Mary Meeker, General Partner at Kleiner Perkins Caufield & Byers (KPCB), is known for her annual state of the web reports. The reports are valuable for what’s next in tech and investing, with this year’s report being no exception. The Internet Trends 2015 report, summarized in slides or available for download, shows that while Internet user growth has slowed, the impact of how we are using the Internet continues to change rapidly.
Though many of these changes may appear to reflect consumer interests – the rise of Netflix, social media, online gaming, and more – these changes do hit home at an organizational level as well. As our own survey indicated, the line between corporate and personal device use is incredibly blurred. Corporate data is being accessed on personal devices. Personal data, apps and activities are being accessed on corporate devices. No matter who owns the devices, there is no doubt that mobility, and its ever-increasing presence in our personal and professional lives, is impacting data security.
The report holds some interesting insights for the latest technologies and apps being used. For example, 6 out of 10 of the most used apps in the world are for messaging such as WhatsApp, WeChat, Facebook Messenger, Kakao, Viber and Snapchat. Could corporate data be leaked, intentionally or accidentally, on these apps? Could these apps put data on the device at risk? Are passwords used on these sites being shared with corporate networks? There are many security issues to consider.
Complementary to our own survey, the 2015 Internet Trends Report looks at Millennial Smartphone Behavior, with 87% of US Millennials in 2014 saying their smartphone never leaves their side, day or night. Millennials already spend more than 2 hours prepay on mobile devices and expect to soon be able to do “everything” on mobile devices. Millennials are demanding, and now expecting, to be able to work whenever and wherever they want, with a growing preference for collaborating online instead of in-persion. The report suggests people are downloading their own apps for work purposes, likely outside IT control.

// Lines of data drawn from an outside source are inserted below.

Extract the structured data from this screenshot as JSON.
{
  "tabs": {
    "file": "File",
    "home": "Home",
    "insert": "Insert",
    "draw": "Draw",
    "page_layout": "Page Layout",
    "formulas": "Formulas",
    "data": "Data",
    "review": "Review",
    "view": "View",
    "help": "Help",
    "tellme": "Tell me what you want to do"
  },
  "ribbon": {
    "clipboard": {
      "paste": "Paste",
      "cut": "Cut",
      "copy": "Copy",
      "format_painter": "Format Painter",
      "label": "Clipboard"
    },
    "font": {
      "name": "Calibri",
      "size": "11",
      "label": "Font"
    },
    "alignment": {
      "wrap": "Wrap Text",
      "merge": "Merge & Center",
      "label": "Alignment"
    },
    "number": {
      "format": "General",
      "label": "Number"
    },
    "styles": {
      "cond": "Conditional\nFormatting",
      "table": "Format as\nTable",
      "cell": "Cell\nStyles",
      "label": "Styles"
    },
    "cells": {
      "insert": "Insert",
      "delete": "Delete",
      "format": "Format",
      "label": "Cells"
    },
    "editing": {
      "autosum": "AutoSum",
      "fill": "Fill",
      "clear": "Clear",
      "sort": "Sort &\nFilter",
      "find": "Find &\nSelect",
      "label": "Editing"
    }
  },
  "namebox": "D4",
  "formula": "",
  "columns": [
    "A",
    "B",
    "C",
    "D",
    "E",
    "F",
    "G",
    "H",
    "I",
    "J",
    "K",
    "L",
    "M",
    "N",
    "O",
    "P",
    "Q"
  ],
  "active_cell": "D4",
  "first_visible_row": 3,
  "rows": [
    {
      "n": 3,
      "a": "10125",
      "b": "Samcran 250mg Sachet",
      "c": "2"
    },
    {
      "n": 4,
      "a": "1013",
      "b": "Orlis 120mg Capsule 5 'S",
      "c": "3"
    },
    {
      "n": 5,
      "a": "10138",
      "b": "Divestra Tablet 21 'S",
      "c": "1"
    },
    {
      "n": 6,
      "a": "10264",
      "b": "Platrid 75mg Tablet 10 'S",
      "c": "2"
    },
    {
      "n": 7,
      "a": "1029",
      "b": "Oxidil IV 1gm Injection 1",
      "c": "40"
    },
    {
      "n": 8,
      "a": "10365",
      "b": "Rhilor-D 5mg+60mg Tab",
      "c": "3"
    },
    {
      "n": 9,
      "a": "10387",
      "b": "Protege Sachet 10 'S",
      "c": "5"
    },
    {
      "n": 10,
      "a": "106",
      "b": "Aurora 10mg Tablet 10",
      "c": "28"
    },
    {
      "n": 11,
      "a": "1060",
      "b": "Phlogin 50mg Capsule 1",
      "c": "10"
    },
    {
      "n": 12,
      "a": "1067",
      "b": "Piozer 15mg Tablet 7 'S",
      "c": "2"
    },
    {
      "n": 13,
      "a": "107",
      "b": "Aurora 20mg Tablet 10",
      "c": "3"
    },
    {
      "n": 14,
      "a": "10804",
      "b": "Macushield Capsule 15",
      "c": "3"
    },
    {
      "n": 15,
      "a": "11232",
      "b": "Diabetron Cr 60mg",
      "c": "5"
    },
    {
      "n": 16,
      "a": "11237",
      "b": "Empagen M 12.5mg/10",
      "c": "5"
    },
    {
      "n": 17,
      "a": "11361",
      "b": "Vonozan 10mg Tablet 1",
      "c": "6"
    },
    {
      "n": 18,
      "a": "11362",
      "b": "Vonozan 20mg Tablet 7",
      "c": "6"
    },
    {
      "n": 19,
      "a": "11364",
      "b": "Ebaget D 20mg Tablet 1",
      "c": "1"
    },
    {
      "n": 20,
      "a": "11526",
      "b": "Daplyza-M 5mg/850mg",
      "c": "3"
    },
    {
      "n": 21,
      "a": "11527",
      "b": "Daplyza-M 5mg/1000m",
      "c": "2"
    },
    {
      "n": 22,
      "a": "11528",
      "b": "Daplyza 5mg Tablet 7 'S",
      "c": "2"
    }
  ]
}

When it comes to data security, a holistic approach involving people, processes and technology can go a long way to shoring up vulnerabilities introduced by mobility and employee behaviour on the Internet. Through training and policy, employees need to be made aware of their role in protecting corporate data. At Absolute Software, we provide the technology solutions to make data protection easy, despite the complexities of people and mobility. Learn more at Absolute.com